§ EXERCISE DESCRIPTION
Only lines holding the word "name" are needed; copy each of them from the material.

§ AVAILABLE DATA
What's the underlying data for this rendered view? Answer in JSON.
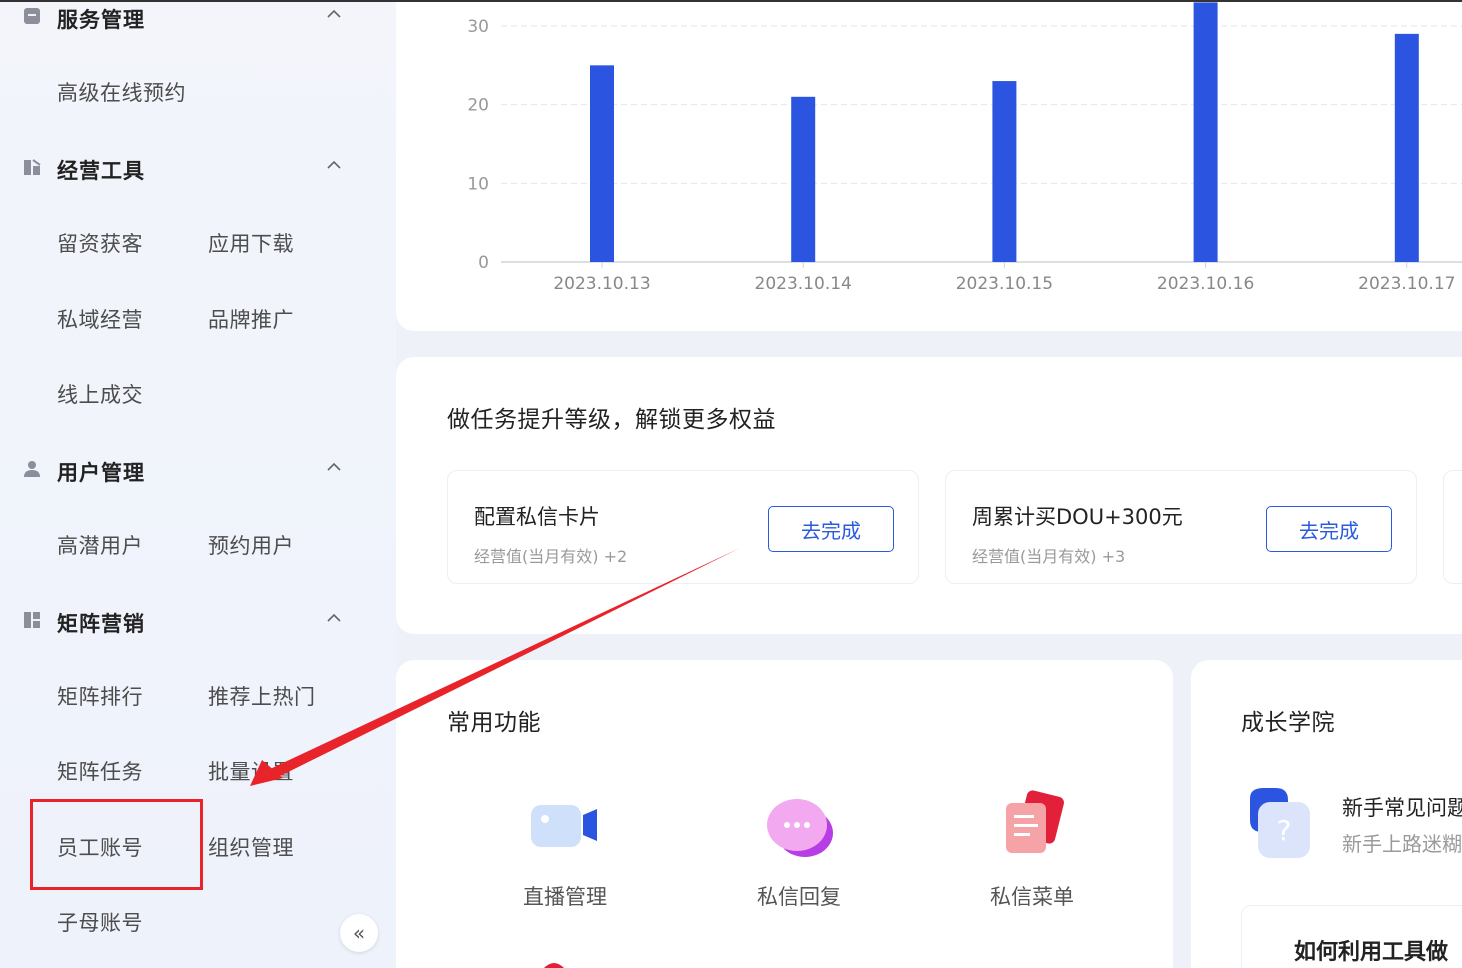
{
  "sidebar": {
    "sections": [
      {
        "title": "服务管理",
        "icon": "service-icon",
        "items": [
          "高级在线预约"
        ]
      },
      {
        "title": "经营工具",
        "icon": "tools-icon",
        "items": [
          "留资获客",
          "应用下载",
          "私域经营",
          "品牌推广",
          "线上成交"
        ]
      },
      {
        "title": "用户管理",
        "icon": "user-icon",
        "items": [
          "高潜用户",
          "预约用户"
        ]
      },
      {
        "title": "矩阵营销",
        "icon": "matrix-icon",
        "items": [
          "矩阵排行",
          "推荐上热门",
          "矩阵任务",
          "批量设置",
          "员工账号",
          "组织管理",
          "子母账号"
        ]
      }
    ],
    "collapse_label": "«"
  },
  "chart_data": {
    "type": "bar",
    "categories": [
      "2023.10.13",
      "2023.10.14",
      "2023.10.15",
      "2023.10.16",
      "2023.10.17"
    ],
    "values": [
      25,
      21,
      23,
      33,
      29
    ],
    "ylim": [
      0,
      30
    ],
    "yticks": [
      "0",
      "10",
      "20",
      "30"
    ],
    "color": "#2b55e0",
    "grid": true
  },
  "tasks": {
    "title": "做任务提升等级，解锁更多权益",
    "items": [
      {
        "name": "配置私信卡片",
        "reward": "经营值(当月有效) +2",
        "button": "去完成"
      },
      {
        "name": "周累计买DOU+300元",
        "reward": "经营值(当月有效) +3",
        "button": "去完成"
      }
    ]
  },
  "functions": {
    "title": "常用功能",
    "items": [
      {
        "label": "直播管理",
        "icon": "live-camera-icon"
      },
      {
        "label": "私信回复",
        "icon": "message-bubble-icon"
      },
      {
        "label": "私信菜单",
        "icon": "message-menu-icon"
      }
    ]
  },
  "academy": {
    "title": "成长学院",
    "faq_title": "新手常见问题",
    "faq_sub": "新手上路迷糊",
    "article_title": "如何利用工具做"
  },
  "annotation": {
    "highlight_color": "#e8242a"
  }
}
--
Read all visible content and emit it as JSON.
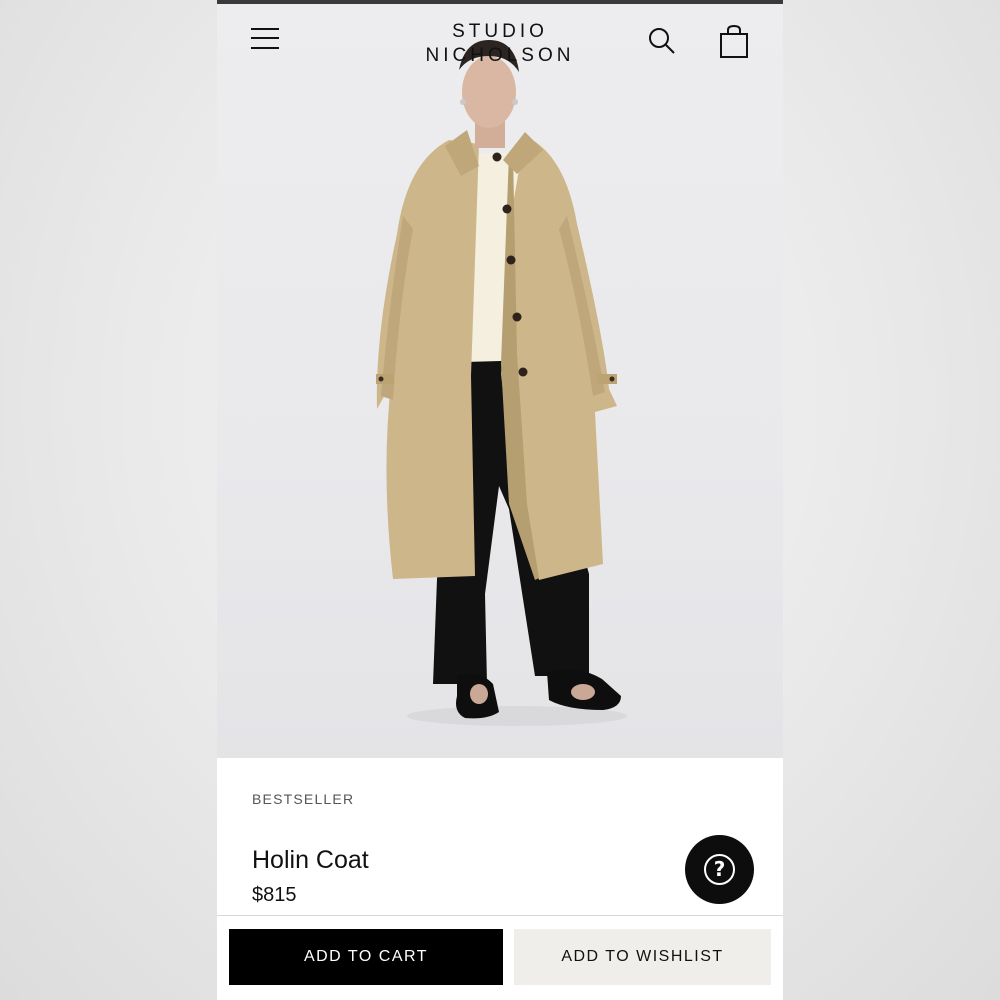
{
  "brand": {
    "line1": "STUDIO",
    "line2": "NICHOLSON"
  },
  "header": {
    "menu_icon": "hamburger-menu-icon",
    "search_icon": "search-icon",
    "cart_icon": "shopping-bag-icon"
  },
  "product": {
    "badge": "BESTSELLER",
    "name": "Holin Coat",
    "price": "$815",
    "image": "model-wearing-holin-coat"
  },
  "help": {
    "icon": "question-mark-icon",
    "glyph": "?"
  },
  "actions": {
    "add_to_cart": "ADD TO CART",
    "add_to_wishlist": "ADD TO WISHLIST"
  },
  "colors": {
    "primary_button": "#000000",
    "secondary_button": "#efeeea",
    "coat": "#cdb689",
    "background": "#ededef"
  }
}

§ PROBLEM SOLUTION
        "name": "配置私信卡片",
        "name": "周累计买DOU+300元",
    "name": "Holin Coat",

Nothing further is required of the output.